SCENE, partly in England, and partly in France.
FIRST PART OF
KING HENRY THE SIXTH
SCENE I. Westminster Abbey. Dead March. Corpse of King Henry the Fifth discovered, lying in state; attended on by the Dukes of Bedford, GlosTer, and Exeter; the Earl of Warwick,1 the Bishop of Winchester, Heralds, &c.
Bedford. Hung be the heavens with black, yield day tonight! Comets, importing change of times and states, Brandish your crystal2 tresses in the sky, And with them scourge the bad, revolting stars, That have consented3 unto Henry's death! Henry the Fifth, too famous to live long! England ne'er lost a king of so much worth.
Glo. England ne'er had a king, until his time. Virtue he had, deserving to command; His brandished sword did blind men with his beams; His arms spread wider than a dragon's wings;
1 Richard Beauchamp, earl of Warwick, who is a character in King Henry V. The earl of Warwick, who appears in a subsequent part of this drama, is Richard Nevill, son to the earl of Salisbury, who came to the title in right of his wife, Anne, sister of Henry Beauchamp, duke of Warwick.

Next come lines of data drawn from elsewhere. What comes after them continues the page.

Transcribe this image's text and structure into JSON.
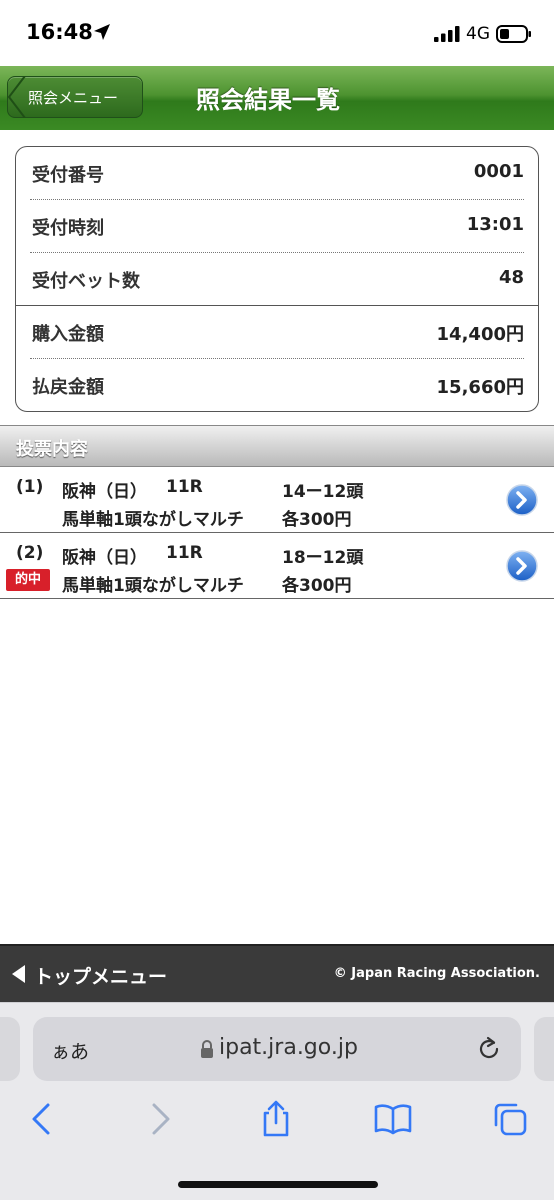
{
  "status_bar": {
    "time": "16:48",
    "network": "4G"
  },
  "header": {
    "back_label": "照会メニュー",
    "title": "照会結果一覧"
  },
  "summary": [
    {
      "label": "受付番号",
      "value": "0001"
    },
    {
      "label": "受付時刻",
      "value": "13:01"
    },
    {
      "label": "受付ベット数",
      "value": "48"
    },
    {
      "label": "購入金額",
      "value": "14,400円"
    },
    {
      "label": "払戻金額",
      "value": "15,660円"
    }
  ],
  "section": {
    "title": "投票内容"
  },
  "bets": [
    {
      "index": "(1)",
      "venue": "阪神（日）",
      "race": "11R",
      "combo": "14ー12頭",
      "bet_type": "馬単軸1頭ながしマルチ",
      "amount": "各300円",
      "hit": false
    },
    {
      "index": "(2)",
      "venue": "阪神（日）",
      "race": "11R",
      "combo": "18ー12頭",
      "bet_type": "馬単軸1頭ながしマルチ",
      "amount": "各300円",
      "hit": true,
      "hit_label": "的中"
    }
  ],
  "footer": {
    "top_menu": "トップメニュー",
    "copyright": "© Japan Racing Association."
  },
  "browser": {
    "text_size": "ぁあ",
    "url": "ipat.jra.go.jp"
  },
  "colors": {
    "header_green": "#3b8a24",
    "hit_red": "#d8202a",
    "safari_blue": "#3478f6"
  }
}
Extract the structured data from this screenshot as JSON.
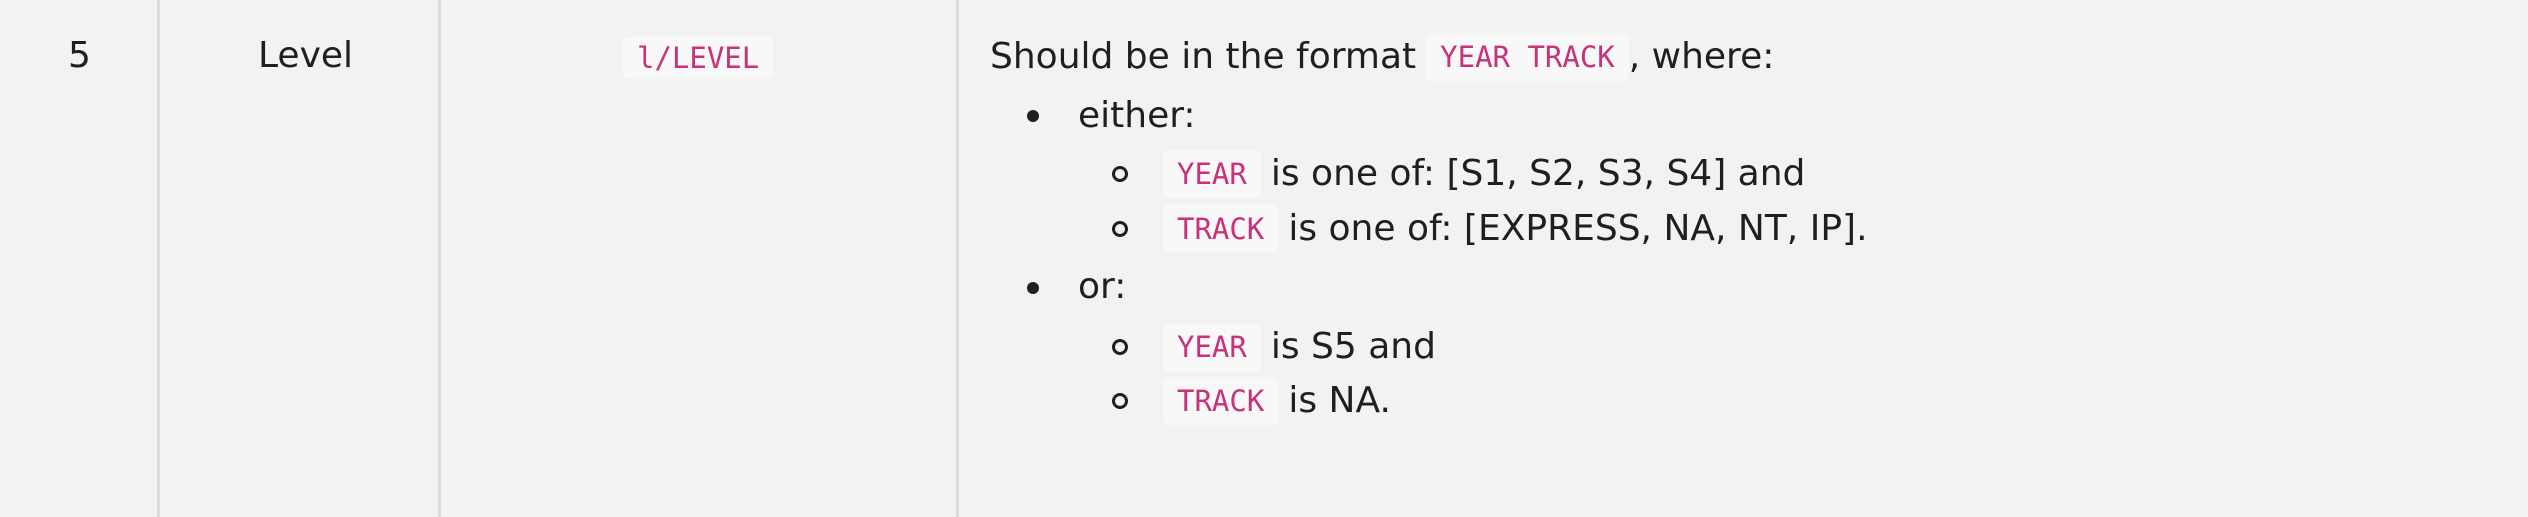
{
  "row": {
    "index": "5",
    "field": "Level",
    "prefix": "l/LEVEL",
    "description": {
      "intro_before": "Should be in the format",
      "intro_code": "YEAR TRACK",
      "intro_after": ", where:",
      "groups": [
        {
          "label": "either:",
          "items": [
            {
              "code": "YEAR",
              "text": "is one of: [S1, S2, S3, S4] and"
            },
            {
              "code": "TRACK",
              "text": "is one of: [EXPRESS, NA, NT, IP]."
            }
          ]
        },
        {
          "label": "or:",
          "items": [
            {
              "code": "YEAR",
              "text": "is S5 and"
            },
            {
              "code": "TRACK",
              "text": "is NA."
            }
          ]
        }
      ]
    }
  },
  "colors": {
    "background": "#f2f2f2",
    "divider": "#dcdcdc",
    "code_text": "#c7327a",
    "code_background": "#f8f8f8",
    "text": "#1f1f1f"
  }
}
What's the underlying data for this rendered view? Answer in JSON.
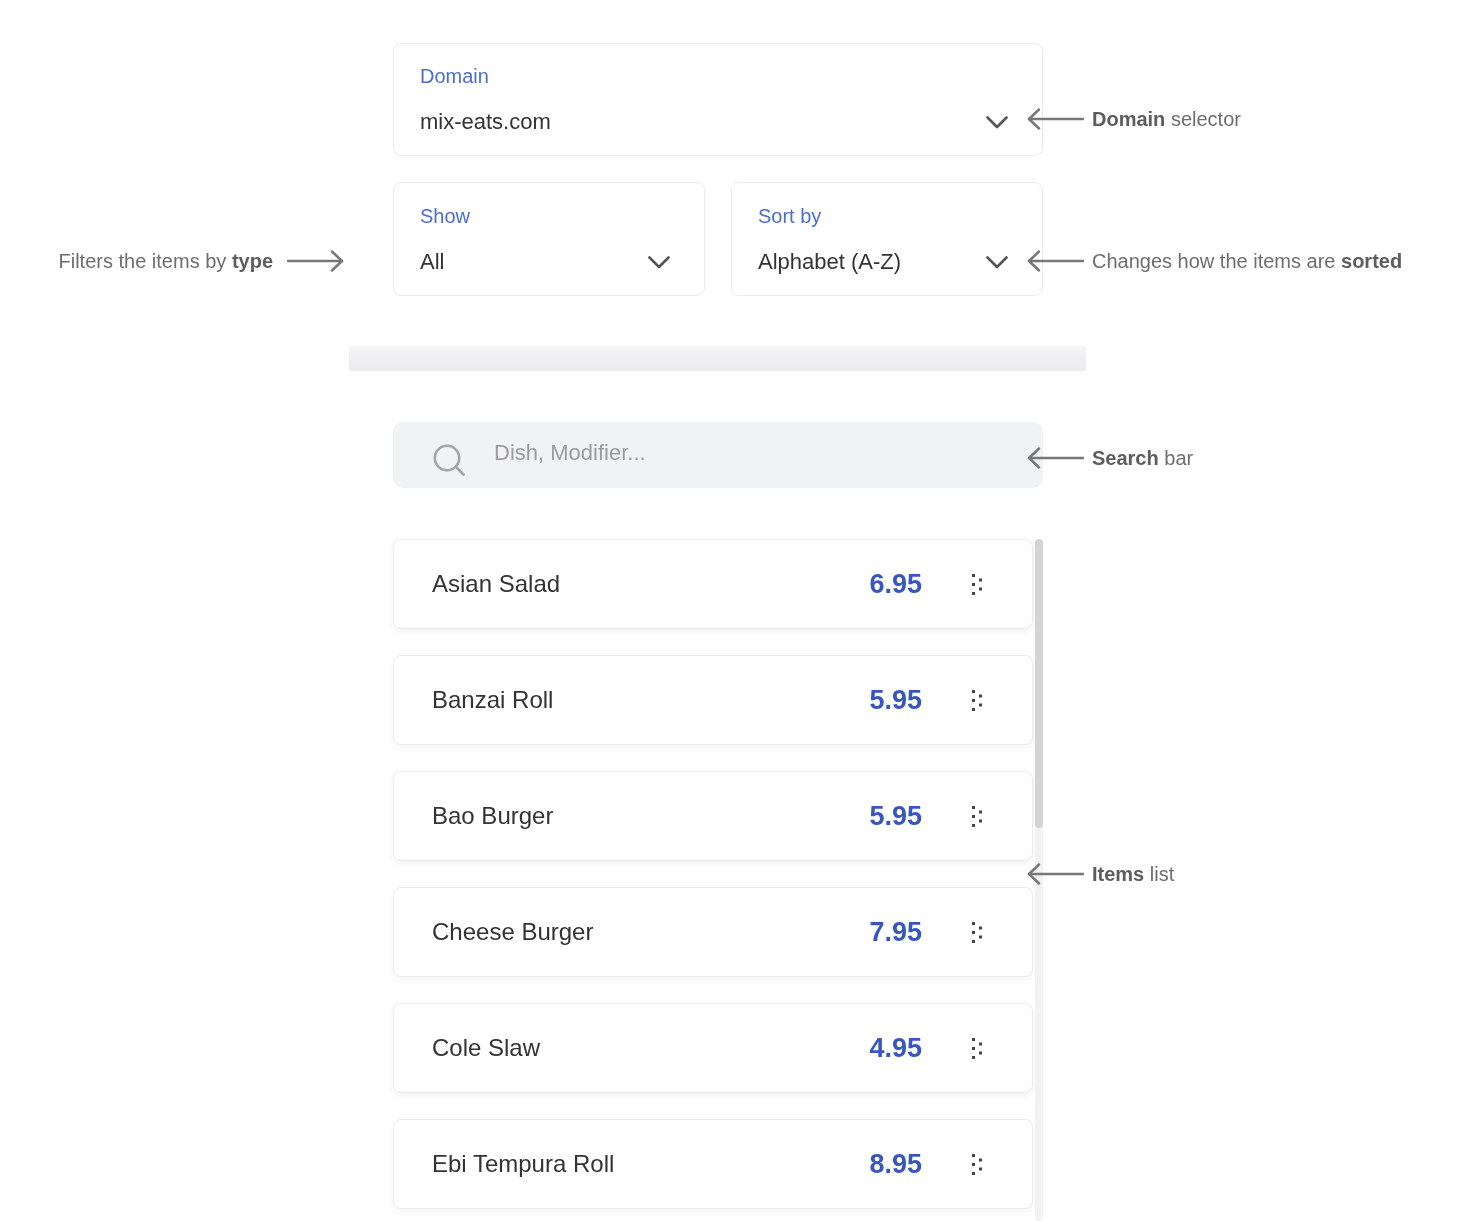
{
  "domain_select": {
    "label": "Domain",
    "value": "mix-eats.com",
    "callout": "**Domain** selector"
  },
  "filter_row": {
    "selects": [
      {
        "label": "Show",
        "value": "All"
      },
      {
        "label": "Sort by",
        "value": "Alphabet (A-Z)"
      }
    ],
    "callout_left": "Filters the items by **type**",
    "callout_right": "Changes how the items are **sorted**"
  },
  "search": {
    "placeholder": "Dish, Modifier...",
    "callout": "**Search** bar"
  },
  "items_list": {
    "items": [
      {
        "name": "Asian Salad",
        "price": "6.95"
      },
      {
        "name": "Banzai Roll",
        "price": "5.95"
      },
      {
        "name": "Bao Burger",
        "price": "5.95"
      },
      {
        "name": "Cheese Burger",
        "price": "7.95"
      },
      {
        "name": "Cole Slaw",
        "price": "4.95"
      },
      {
        "name": "Ebi Tempura Roll",
        "price": "8.95"
      }
    ],
    "callout": "**Items** list"
  }
}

Richard, the father of this Henry, was appointed governor to the king on the demise of Thomas Beaufort, duke of Exeter, and died in 1439. There is no reason to think the author meant to confound the two characters.
2 Crystal is an epithet repeatedly bestowed on comets by our ancieat writers.
3 Our ancestors had but one word to express consent, and concent, which meant accord and agreement, whether of persons or things.
His sparkling eyes, replete with wrathful fire.
Exe. We mourn in black; why mourn we not in
Win. He was a king blessed of the King of kings. Unto the French the dreadful judgment day So dreadful will not be, as was his sight. The battles of the Lord of Hosts he fought; The church's prayers made him so prosperous.
Glo. The church! where is it? Had not churchmen prayed, His thread of life had not so soon decayed. None do you like but an effeminate prince, Whom, like a schoolboy, you may overawe.
Win. Gloster, whate'er we like, thou art protector; And lookest to command the prince, and realm. Thy wife is proud; she holdeth thee in awe, More than God, or religious churchmen, may.
Glo. Name not religion, for thou lov'st the flesh; And ne'er throughout the year to church thou go'st, Except it be to pray against thy foes.
Bed. Cease, cease these jars, and rest your minds in peace! Let's to the altar;—heralds, wait on us :-—
1 There was a notion long prevalent that life might be taken away by metrical charms.
Instead of gold, we'll offer up our arms;
Since arms avail not, now that Henry's dead.—
Posterity, await for wretched years,
When at their mothers' moist eyes babes shall suck;
Our isle be made a nourishx of salt tears,
And none but women left to wail the dead.—
Henry the Fifth! thy ghost I invocate;
Prosper this realm, keep it from civil broils!
Combat with adverse planets in the heavens!
A far more glorious star thy soul will make,
Than Julius Caesar, or bright 2
Enter a Messenger.
Mess. My honorable lords, health to you all!
Bed. What say'st thou, man, before dead Henry's
Glo. Is Paris lost? is Rouen yielded up? If Henry were recalled to life again, These news would cause him once more yield the ghost.
Exe. How were they lost? what treachery was used?
Mess. No treachery; but want of men and money. Among the soldiers this is muttered,— That here you maintain several factions; And, whilst a field should be despatched and fought,
1 Nurse was anciently spelled nouryce and noryshe; and, by Lydgate, even nourish.
2 Pope conjectured that this blank had been supplied by the name of Francis Drake, which, though a glaring anachronism, might have been a popular, though not judicious, mode of attracting plaudits in the theatre. Part of the arms of Drake was two blazing stars.
3 Capel proposed to complete this defective verse by the insertion of Rouen among the places lost, as Gloster infers that it had been mentioned with the rest